But it is perhaps the contribution of the health professionals involved in the study which ought to concern those in the management of ships and shipping companies. Too many seafarers from all around the world, and in every age-range, exhibit chronic health effects which could be life-shortening. Large numbers suffer from cardio-vascular problems – 50% of those studied showed signs of hypertension, while even cadets showed signs of obesity.

Diet, nutrition, energy expenditure all showed deficiencies, with an increasingly sedentary lifestyle, allied to the effects of fatigue, and were all noted by the medical researchers. It seemed somewhat ironic that the findings of the Martha research were announced in Warsash, just a couple of days after the global celebrations of the “Day of the Seafarer”, one of the purposes of which seemed to be to encourage more recruitment. “Live afloat and die before your time!” – is not a desirable recruiting slogan.

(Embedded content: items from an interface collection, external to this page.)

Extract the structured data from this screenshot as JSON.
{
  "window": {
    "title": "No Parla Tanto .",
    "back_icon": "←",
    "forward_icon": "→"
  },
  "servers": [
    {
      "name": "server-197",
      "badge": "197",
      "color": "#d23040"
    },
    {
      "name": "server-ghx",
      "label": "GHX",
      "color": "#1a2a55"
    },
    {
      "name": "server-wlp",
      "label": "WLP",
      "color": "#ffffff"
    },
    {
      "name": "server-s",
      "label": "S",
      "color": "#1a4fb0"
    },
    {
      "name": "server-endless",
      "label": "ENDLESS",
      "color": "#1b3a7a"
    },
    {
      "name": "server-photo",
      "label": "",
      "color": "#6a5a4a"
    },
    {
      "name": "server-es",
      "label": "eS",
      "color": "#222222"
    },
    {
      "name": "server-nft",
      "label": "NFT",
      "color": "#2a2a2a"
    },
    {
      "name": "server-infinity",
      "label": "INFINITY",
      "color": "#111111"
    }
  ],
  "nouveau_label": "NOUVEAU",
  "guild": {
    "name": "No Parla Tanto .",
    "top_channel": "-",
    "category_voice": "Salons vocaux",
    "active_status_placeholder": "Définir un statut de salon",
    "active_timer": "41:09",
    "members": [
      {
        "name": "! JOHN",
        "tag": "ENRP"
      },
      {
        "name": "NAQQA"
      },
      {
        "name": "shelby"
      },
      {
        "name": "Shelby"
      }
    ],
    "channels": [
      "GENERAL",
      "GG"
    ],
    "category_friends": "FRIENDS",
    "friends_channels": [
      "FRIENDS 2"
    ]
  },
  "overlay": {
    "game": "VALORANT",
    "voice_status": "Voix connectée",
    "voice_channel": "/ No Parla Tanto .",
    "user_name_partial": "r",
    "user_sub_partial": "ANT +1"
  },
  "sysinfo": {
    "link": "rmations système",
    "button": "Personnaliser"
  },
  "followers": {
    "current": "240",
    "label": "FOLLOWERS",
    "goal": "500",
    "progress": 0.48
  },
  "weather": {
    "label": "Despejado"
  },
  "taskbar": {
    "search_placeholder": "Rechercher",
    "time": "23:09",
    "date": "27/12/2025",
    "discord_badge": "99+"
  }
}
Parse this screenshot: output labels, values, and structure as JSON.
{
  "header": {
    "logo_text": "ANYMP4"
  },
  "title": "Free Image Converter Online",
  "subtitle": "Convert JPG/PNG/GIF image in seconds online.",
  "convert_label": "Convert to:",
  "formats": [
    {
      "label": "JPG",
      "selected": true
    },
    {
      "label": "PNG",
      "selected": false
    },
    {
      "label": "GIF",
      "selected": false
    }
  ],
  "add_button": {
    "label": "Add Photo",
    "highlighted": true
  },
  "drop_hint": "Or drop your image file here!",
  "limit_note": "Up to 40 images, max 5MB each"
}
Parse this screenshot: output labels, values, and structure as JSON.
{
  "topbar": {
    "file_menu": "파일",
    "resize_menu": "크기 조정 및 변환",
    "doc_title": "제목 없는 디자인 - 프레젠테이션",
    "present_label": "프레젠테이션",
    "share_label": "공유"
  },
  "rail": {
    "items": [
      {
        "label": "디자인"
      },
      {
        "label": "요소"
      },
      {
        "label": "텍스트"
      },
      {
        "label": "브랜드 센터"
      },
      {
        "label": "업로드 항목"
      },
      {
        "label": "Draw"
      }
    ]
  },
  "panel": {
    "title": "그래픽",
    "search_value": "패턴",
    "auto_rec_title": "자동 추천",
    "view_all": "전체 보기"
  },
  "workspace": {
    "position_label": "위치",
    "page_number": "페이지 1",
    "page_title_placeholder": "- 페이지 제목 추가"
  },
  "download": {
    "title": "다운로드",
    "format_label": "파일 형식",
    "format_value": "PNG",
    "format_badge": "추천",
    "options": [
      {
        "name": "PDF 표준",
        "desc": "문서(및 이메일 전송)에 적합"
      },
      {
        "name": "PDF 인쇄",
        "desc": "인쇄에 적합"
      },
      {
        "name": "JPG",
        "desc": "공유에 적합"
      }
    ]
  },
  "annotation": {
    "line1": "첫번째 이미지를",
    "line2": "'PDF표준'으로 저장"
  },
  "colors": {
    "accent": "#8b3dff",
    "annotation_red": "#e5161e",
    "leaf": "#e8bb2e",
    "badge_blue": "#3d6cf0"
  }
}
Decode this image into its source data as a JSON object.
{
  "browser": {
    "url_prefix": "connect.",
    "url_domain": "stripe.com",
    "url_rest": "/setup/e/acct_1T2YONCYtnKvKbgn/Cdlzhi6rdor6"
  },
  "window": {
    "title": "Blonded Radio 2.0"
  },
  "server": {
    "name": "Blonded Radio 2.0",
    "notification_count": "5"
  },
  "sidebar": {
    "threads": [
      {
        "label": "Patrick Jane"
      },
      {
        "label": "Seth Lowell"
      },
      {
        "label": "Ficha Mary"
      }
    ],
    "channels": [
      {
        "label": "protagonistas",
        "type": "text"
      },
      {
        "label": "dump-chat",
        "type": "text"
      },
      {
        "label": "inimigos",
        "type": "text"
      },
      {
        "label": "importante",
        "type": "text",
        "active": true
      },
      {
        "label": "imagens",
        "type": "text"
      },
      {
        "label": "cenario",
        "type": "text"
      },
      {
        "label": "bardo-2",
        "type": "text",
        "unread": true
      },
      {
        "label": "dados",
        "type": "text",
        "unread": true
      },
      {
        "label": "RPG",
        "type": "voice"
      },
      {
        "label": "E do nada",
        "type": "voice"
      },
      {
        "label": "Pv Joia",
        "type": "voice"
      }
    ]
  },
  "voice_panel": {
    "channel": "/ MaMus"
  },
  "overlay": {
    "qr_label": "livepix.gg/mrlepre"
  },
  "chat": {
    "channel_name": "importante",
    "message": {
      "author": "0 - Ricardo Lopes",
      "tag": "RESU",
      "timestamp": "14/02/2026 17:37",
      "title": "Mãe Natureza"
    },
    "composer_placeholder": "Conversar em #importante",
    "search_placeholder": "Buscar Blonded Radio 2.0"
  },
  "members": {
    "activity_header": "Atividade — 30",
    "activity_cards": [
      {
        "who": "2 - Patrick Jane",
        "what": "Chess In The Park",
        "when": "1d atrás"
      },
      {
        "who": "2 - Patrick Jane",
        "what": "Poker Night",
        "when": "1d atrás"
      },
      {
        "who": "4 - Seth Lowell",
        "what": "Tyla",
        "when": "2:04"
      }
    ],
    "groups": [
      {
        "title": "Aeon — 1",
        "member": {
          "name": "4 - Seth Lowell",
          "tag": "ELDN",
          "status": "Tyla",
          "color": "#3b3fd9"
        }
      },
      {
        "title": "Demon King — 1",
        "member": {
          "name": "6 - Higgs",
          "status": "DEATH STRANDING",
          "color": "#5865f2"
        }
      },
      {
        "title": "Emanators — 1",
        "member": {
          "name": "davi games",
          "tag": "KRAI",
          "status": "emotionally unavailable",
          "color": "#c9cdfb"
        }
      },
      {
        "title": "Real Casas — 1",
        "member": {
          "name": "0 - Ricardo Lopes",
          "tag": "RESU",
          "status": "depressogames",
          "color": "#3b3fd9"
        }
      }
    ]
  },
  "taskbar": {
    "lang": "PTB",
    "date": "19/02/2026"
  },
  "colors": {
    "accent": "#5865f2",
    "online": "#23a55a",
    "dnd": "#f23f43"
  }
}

Martha seems to suggest that responsible employers of seafarers ought to be taking its findings with the utmost seriousness. It could be that manning levels or watchkeeping patterns need to be examined, while the more deep thinking might consider the contribution of design, diet and the shipboard working environment to the seafarer’s sedentary lifestyle. The data seems clear enough and difficult to dispute. Now, the reaction of the more responsible in the industry needs to be positive and prompt.